Private sector productivity growth has increased significantly since the early 1990s in India (Bollard et al, 2013). An important proportion of these productivity gains have been attributed to lower regulatory barriers and increased access to trading opportunities. A significant source of regulation in India that has been relatively understudied in terms of its impacts on firm outcomes, is environmental regulation. A comprehensive welfare analysis of the gains to such policies comprises accounting for reduced pollution and better health outcomes, as well as the potential costs on industries.
Air and water pollution levels have increased significantly in recent years in India, in part due to increases in industrial activity. At present, 14 of the 15 most polluted cities in the world are in India (WHO 2016). High levels of particulate matter alone cause a loss of 650 million life-years for the 180 million people living in about 180 Indian cities (Greenstone et al, 2015).
India has several environmental regulations in place, though the enforcement of these regulations has been heterogeneous over time. Beginning in the late 1990s, largely as a result of public interest litigation, several states and cities implemented action plans to reduce pollution. A primary means to reduce pollution mentioned in these action plans was the relocation of polluting industries to certain designated areas. Industrial relocation policies to combat pollution are an increasingly popular policy tool across the developing world, such as China’s industrial relocation policy to move polluting industries outside of Beijing city limits by 2017. Location restrictions that seek to limit pollution exposure also have a long history in the US, starting with the first zoning laws introduced in the early 20th century in New York in part to improve environmental quality (Wilson et al, 2008).
This project will use quasi-experimental methods to evaluate the impacts of industrial relocation policies in several Indian cities which mandated the closure of certain industries (classified as “polluting industries”) to certain designated areas. They will be evaluated on outcomes such as firm location, pollution agglomeration, and residential expansion.
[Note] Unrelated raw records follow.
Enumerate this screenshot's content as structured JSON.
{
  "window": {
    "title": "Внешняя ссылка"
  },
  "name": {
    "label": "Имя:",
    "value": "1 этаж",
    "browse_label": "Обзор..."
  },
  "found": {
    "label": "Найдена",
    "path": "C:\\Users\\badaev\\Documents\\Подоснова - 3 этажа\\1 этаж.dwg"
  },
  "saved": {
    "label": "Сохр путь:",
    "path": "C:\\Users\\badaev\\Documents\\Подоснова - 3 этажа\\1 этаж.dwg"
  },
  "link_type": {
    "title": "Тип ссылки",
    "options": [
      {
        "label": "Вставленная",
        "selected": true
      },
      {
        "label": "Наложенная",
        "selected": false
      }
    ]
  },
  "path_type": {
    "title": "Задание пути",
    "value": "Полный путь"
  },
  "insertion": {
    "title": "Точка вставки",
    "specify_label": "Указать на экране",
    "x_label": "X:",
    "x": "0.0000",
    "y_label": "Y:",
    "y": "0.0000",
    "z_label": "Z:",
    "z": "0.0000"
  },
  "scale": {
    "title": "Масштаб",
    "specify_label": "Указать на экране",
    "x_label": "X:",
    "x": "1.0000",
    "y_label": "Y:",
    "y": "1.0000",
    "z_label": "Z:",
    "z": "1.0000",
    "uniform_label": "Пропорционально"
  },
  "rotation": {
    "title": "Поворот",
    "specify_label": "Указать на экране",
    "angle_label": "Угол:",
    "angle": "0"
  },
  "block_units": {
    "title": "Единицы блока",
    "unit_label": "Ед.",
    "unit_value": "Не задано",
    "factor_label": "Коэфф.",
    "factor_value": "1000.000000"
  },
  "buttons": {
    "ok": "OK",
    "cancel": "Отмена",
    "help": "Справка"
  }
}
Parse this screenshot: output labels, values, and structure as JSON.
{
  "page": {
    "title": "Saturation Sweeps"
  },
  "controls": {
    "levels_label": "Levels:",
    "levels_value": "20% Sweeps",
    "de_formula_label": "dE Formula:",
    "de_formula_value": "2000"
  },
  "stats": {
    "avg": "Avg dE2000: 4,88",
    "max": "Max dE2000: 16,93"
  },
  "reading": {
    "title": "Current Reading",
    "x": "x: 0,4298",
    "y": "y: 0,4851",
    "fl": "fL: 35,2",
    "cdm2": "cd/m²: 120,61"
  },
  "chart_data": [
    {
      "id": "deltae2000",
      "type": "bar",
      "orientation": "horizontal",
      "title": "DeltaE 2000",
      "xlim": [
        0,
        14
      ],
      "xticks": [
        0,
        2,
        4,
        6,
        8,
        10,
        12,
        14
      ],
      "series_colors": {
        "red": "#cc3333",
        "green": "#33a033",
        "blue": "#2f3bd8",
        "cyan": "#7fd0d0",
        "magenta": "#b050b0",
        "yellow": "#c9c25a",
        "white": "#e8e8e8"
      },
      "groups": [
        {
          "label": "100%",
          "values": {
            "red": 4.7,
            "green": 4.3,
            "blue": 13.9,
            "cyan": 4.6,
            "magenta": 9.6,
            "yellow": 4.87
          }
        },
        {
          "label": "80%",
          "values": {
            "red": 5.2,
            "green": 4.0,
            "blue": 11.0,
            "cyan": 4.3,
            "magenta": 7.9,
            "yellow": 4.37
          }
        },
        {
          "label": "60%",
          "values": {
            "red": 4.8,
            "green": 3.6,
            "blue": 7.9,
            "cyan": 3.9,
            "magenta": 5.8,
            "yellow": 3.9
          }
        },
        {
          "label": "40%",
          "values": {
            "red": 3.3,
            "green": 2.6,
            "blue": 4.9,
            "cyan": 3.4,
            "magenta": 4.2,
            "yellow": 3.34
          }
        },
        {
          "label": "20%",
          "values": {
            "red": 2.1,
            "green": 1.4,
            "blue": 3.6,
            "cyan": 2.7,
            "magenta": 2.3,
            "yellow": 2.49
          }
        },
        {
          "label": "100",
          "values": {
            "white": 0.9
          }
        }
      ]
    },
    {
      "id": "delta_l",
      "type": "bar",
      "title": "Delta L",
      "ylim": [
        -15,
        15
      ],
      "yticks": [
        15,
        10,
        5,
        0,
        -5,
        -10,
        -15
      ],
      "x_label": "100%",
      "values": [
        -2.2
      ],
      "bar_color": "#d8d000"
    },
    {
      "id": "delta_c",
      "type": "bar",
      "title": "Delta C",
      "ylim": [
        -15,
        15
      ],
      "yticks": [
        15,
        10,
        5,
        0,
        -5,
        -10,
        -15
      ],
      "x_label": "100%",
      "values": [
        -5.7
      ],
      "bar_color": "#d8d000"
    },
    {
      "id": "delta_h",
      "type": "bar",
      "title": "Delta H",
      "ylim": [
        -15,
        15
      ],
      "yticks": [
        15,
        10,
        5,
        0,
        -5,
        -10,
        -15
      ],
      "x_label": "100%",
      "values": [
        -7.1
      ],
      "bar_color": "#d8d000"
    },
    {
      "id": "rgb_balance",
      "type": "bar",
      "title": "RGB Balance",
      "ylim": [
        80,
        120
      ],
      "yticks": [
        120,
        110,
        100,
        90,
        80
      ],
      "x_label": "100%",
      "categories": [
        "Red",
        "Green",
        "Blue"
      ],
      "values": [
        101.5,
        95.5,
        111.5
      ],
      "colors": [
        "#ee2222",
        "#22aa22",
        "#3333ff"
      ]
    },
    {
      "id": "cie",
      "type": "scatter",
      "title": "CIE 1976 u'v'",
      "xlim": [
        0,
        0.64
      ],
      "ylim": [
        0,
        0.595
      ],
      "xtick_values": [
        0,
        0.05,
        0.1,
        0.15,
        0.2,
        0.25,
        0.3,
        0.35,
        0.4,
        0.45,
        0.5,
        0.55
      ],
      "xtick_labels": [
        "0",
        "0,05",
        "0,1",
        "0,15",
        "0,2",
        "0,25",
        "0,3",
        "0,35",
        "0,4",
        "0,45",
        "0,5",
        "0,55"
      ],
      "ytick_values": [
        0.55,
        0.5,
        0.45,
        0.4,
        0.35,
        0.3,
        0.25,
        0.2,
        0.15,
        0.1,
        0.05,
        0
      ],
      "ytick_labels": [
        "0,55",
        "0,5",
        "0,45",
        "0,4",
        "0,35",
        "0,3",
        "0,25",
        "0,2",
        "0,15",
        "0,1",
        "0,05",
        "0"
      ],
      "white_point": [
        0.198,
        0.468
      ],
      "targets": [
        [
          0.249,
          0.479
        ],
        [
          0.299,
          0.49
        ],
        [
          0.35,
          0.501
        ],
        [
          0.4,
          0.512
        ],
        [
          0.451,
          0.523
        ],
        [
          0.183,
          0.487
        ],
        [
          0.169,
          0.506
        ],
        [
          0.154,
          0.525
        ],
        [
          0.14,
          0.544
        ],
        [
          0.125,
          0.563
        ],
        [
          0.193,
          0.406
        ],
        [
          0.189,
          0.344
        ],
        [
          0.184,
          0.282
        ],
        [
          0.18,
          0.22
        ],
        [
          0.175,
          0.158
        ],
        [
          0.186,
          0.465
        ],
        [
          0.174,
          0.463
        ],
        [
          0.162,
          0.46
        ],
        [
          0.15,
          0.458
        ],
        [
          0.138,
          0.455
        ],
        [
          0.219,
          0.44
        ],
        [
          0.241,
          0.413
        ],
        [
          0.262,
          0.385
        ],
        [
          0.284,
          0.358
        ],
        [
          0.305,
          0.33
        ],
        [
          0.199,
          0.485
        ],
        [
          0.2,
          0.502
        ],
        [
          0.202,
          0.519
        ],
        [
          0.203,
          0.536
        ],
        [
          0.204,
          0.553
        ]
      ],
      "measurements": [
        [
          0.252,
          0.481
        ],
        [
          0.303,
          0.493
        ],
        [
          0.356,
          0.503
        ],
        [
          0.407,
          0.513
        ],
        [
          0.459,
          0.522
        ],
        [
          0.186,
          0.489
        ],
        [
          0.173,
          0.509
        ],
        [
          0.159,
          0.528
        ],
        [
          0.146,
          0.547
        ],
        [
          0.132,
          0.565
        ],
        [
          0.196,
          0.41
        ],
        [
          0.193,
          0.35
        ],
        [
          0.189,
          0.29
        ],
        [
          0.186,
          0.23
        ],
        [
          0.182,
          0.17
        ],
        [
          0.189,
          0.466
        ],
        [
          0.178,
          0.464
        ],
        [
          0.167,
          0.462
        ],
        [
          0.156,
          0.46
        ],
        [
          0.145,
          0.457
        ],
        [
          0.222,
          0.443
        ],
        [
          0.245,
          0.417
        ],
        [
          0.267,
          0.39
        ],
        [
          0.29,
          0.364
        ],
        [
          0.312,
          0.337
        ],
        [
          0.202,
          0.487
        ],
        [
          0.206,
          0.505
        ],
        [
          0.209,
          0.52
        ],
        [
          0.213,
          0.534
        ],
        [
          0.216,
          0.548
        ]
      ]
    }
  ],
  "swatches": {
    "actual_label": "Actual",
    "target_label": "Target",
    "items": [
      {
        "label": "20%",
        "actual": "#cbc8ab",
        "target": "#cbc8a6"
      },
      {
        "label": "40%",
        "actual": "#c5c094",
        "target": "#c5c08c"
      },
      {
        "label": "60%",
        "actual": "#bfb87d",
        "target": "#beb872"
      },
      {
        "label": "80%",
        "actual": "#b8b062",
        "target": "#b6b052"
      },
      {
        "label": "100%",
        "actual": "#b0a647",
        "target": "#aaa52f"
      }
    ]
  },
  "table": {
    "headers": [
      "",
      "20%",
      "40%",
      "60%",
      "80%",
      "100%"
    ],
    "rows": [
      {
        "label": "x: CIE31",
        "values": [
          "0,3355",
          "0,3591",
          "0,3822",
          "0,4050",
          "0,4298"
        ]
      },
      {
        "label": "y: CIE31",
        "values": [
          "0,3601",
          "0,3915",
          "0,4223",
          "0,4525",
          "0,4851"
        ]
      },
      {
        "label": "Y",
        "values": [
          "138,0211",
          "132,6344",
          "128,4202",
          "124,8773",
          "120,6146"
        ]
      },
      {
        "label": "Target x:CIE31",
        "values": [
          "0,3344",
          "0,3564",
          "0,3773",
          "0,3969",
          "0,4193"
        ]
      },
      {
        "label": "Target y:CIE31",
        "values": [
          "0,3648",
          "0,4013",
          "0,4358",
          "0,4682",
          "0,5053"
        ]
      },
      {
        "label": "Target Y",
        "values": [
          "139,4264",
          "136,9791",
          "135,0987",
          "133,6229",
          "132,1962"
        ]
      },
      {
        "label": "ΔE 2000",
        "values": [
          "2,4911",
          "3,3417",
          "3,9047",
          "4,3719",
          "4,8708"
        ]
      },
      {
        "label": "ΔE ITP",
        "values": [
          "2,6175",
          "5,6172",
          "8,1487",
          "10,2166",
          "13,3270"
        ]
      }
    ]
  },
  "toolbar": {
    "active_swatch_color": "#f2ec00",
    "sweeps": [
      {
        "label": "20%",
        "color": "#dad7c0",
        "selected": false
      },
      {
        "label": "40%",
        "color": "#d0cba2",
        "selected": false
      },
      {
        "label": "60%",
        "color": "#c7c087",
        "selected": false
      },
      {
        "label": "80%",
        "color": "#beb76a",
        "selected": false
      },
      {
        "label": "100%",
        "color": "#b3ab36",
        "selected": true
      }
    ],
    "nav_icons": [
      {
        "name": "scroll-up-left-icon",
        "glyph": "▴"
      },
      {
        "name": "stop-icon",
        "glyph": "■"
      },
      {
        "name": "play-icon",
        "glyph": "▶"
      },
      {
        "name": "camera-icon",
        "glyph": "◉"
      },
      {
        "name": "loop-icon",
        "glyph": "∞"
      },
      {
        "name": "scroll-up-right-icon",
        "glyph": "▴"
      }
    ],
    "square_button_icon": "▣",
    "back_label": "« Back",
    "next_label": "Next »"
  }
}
Understanding the relative impacts on stakeholders (such as firms and workers) can help inform policies that are not only effective in achieving their environmental objectives such as pollution reduction, but can also aid in designing compensation schemes for affected workers and firms.